5. Scientists from the Wadia Institute of Himalayan Geology (WIHG), Dehradun have found a seasonal advancement in 220 surging or surge-type glaciers in the Karakoram Range of Ladakh.
- Surging or Surge-type glaciers are a certain type of glaciers that have shown advancement in volume and length over a period of time.
- Such glaciers go against the normal trend of considerable reduction in volume and length of most glaciers in the Himalaya in recent decades.
- Surging glaciers represent 40% of the total glaciated area of the Karakoram range.
- Surging glaciers do not flow at a constant speed, rather are subjected to cyclical flow instabilities.
6. Recently, the government has launched the ‘AYUSH Sanjivani’ App.
- It is developed by the Ministry of AYUSH and the Ministry of Electronics and Information Technology (MEITY).
- It targets to reach out to 50 lakh people in the country.
- The app intends to generate data on usage of AYUSH (Ayurveda, Yoga & Naturopathy, Unani, Siddha, Sowa-rigpa and Homoeopathy) advocacies and measures among the population and its impact in the prevention of Covid-19.
- The data collected through this app will be analyzed to find out the usage of AYUSH interventions and its efficacy in maintaining health by enhancing immunity.
7. the Bengal Forest Ministry announced that the number of Royal Bengal Tigers in the Sundarbans has increased to 96 according to the census conducted for the year 2019-20.
- In 2017-18, the total count of Royal Bengal Tigers in Sundarbans was 87. It increased to 88 in the 2018-19 census. With the numbers reaching 96, there has been a big leap.
- The tigers are healthy according to the video footages of the forest department.
- The cameras have been installed across 4,200 square kilometres. Of this, 3,700 square kilometres is said to be tiger territory.
- Under IUCN, the Royal Bengal Tigers are listed as Endangered Species.
8. World Thalassemia Day is observed on May 8. It aims to create awareness about Thalassemia and avoid the disease from transmitting to other people. It is also observed to provide a better quality of life to people suffering from Thalassemia.
- World Thalassemia Day is observed under the theme: The dawning of a new era for Thalassemia: Time for a global effort to make novel therapies accessible and affordable to patients.
- World Thalassemia Day is being observed since 1994. It is organized by the Thalassemia International Federation.

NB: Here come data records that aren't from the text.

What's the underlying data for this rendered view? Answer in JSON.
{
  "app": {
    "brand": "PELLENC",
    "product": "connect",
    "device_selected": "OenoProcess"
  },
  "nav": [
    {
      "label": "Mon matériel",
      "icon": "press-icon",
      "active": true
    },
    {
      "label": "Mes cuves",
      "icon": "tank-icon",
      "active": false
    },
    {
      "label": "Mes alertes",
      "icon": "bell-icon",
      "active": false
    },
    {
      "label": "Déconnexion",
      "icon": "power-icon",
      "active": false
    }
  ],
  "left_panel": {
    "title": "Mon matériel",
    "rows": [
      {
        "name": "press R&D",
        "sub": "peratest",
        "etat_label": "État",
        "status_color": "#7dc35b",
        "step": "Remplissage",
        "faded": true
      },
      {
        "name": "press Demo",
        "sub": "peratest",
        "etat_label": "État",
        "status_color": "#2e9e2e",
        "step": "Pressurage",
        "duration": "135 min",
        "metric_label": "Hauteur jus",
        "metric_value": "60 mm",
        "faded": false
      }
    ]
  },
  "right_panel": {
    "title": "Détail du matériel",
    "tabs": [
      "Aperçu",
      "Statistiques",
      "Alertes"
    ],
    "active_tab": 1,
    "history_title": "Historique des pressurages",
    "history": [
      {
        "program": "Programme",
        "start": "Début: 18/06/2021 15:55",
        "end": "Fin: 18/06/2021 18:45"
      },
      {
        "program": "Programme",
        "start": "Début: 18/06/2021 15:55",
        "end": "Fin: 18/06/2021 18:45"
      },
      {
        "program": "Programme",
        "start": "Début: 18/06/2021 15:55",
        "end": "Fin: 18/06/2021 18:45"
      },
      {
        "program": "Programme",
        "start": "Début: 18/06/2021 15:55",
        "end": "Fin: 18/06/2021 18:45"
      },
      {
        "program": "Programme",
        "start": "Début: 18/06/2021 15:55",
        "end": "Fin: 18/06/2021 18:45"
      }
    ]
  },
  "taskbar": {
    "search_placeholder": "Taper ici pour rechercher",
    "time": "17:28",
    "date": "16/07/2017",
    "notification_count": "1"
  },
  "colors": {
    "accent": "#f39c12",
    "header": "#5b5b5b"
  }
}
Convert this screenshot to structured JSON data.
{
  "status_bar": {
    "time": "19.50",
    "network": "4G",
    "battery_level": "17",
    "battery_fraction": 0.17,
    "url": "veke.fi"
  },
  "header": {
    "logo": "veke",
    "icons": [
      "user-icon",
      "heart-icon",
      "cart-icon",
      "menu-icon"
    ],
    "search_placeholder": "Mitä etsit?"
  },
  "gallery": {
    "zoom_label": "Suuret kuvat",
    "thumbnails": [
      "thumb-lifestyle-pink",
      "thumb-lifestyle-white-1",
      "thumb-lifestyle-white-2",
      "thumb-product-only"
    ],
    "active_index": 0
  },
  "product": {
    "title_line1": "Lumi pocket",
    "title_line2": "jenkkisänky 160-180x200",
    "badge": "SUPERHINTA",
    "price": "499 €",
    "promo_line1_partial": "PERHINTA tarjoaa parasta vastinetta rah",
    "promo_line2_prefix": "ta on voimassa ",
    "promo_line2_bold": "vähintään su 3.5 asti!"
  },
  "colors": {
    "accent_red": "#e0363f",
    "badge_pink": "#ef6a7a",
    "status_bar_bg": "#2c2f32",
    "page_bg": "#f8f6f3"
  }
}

- Thalassemia is a genetic blood disorder that is characterized by abnormal hemoglobin production.
- There are two major types of Thalassemia namely Alpha Thalassemia and Beta Thalassemia.